The apostle urged believers “to aspire to live quietly, and to mind your own affairs, and to work with your hands, as we instructed you, 12 so that you may walk properly before outsiders and be dependent on no one.”

In between lines of Scripture, Robertson stopped to explain what this passage means for Americans today. Specifically, he laid out the ways he applies this truth to his own life.

“You’re never going to see me with some kind of signage on a stick walking down the road,” he said. “I’m not going to come to your house … unless you invite me. And when I get there — trust me when I tell you — I’m not going to try to burn your house down.”

Violence of this magnitude has sadly become more prevalent in America over the past few years. One recent example is the Black Lives Matter riots that tore through the country during the summer of 2020.

According to Axios, violent demonstrations in at least 140 American cities between May 26, 2020, and June 8, 2020, caused $1 billion to $2 billion in damages.

'Duck Dynasty' Star Phil Robertson: America Is Divided Because It Has Forgotten God

Politics aside, burning buildings and looting stores are not typically the most effective ways to win people over to your cause.

The Bible is clear that fighting hate with more hate is never the right solution, and Robertson said anyone who argues otherwise is contradicting God’s own words.

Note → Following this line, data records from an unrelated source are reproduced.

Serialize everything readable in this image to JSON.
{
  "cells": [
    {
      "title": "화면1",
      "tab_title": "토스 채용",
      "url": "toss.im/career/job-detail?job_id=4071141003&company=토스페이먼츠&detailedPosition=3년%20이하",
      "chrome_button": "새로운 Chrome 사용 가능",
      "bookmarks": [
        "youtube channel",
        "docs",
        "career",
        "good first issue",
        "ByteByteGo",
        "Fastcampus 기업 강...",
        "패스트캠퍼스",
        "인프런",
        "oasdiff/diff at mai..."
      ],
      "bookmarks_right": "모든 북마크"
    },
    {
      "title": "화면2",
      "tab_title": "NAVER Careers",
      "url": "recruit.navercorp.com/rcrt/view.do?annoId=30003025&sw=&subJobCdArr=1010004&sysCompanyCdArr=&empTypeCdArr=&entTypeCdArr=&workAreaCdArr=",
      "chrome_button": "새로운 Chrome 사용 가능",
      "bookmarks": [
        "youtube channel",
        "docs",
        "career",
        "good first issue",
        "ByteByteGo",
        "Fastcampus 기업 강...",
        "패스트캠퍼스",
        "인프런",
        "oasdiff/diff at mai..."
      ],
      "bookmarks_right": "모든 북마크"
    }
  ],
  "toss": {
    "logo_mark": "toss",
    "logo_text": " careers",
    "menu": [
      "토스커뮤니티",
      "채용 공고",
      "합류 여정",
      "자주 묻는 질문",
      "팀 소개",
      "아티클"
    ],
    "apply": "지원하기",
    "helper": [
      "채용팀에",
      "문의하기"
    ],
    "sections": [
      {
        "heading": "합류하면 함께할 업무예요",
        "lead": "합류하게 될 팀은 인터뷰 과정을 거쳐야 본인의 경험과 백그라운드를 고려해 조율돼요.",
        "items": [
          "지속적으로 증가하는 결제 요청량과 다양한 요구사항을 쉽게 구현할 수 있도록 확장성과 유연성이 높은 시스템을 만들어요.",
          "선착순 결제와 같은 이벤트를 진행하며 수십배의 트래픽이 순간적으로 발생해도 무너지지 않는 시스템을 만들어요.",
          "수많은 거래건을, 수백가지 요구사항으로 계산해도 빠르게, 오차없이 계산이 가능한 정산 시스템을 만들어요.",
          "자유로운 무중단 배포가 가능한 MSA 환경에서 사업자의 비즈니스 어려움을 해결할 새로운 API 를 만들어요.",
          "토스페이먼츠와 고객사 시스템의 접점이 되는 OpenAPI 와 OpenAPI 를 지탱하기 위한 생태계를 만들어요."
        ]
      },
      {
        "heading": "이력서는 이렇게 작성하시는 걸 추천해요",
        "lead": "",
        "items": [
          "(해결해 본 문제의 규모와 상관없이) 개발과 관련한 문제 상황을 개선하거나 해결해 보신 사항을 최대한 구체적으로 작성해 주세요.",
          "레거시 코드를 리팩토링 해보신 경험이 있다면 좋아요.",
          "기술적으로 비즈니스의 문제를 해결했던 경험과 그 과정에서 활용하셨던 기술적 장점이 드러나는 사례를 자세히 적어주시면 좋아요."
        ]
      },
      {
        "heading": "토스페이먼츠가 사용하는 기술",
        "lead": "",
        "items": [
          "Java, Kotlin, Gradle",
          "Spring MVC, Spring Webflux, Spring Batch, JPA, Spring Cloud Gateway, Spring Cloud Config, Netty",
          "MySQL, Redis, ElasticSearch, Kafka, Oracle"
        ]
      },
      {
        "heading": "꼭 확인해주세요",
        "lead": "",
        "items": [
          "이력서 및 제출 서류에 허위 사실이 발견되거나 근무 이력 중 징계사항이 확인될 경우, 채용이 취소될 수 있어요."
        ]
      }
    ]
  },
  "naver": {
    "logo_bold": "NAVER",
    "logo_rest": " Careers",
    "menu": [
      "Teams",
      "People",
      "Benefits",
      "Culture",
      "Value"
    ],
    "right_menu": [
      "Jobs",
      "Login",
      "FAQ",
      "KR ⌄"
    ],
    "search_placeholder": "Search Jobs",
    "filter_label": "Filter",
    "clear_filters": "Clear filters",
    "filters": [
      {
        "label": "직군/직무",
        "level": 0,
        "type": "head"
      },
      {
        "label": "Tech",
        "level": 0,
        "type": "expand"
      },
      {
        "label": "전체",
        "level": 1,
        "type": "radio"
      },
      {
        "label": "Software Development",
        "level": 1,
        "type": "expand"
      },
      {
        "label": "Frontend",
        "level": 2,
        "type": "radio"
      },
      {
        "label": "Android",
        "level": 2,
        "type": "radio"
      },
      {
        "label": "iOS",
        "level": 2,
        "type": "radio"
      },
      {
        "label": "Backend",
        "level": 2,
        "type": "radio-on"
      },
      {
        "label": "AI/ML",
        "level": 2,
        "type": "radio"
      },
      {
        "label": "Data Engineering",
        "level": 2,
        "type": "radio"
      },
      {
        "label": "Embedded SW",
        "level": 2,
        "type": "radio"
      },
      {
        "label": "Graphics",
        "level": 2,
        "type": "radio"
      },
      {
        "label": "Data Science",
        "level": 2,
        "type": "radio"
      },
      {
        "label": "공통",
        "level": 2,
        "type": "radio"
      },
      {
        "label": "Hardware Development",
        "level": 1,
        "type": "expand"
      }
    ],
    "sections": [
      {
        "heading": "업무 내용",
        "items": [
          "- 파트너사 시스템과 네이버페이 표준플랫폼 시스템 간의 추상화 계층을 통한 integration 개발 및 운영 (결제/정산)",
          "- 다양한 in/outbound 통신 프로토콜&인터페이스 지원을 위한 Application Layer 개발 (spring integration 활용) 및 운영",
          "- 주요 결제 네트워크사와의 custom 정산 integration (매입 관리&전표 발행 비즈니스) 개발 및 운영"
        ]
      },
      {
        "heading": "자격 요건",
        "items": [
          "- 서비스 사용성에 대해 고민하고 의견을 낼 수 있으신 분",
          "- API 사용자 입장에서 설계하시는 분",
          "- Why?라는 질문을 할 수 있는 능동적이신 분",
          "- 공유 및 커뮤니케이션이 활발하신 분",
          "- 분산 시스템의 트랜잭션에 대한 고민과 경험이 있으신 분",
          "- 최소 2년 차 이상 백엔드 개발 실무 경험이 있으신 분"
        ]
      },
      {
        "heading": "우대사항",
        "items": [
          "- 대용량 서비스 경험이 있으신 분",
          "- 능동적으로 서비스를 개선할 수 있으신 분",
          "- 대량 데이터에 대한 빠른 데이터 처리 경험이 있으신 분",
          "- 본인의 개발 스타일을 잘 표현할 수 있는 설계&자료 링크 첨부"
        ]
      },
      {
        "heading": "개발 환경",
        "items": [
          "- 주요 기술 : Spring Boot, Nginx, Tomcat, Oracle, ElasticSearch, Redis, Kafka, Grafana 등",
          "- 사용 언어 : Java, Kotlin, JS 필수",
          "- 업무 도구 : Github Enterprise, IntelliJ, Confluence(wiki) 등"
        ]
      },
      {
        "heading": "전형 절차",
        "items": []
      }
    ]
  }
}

“Look at the situation,” he said. “They burn people’s businesses. They loot people’s livelihoods. … They get people fired. You’re like, ‘What in the world?’

“What you end up with … is you know that all of this cancel culture and all of this misery that we’ve put on each other, all the hatred and all of that — it’s of the evil one.”

Thankfully, we have a savior who died for us to wipe away our sins. In order to turn away from the culture of hate that seems so prominent in our country today, Robertson said all we have to do is look to that savior.

“You have a whole lot better life, and we all would, if we love God and we love each other,” he said. “I don’t see the downside to either one of those things.”

Truth and Accuracy

Submit a Correction →

We are committed to truth and accuracy in all of our journalism. Read our editorial standards.

, , , , , , ,
Grant is a graduate of Virginia Tech with a bachelor’s degree in journalism. He has five years of writing experience with various outlets and enjoys covering politics and sports.
Grant is a graduate of Virginia Tech with a bachelor's degree in journalism. He has five years of writing experience with various outlets and enjoys covering politics and sports.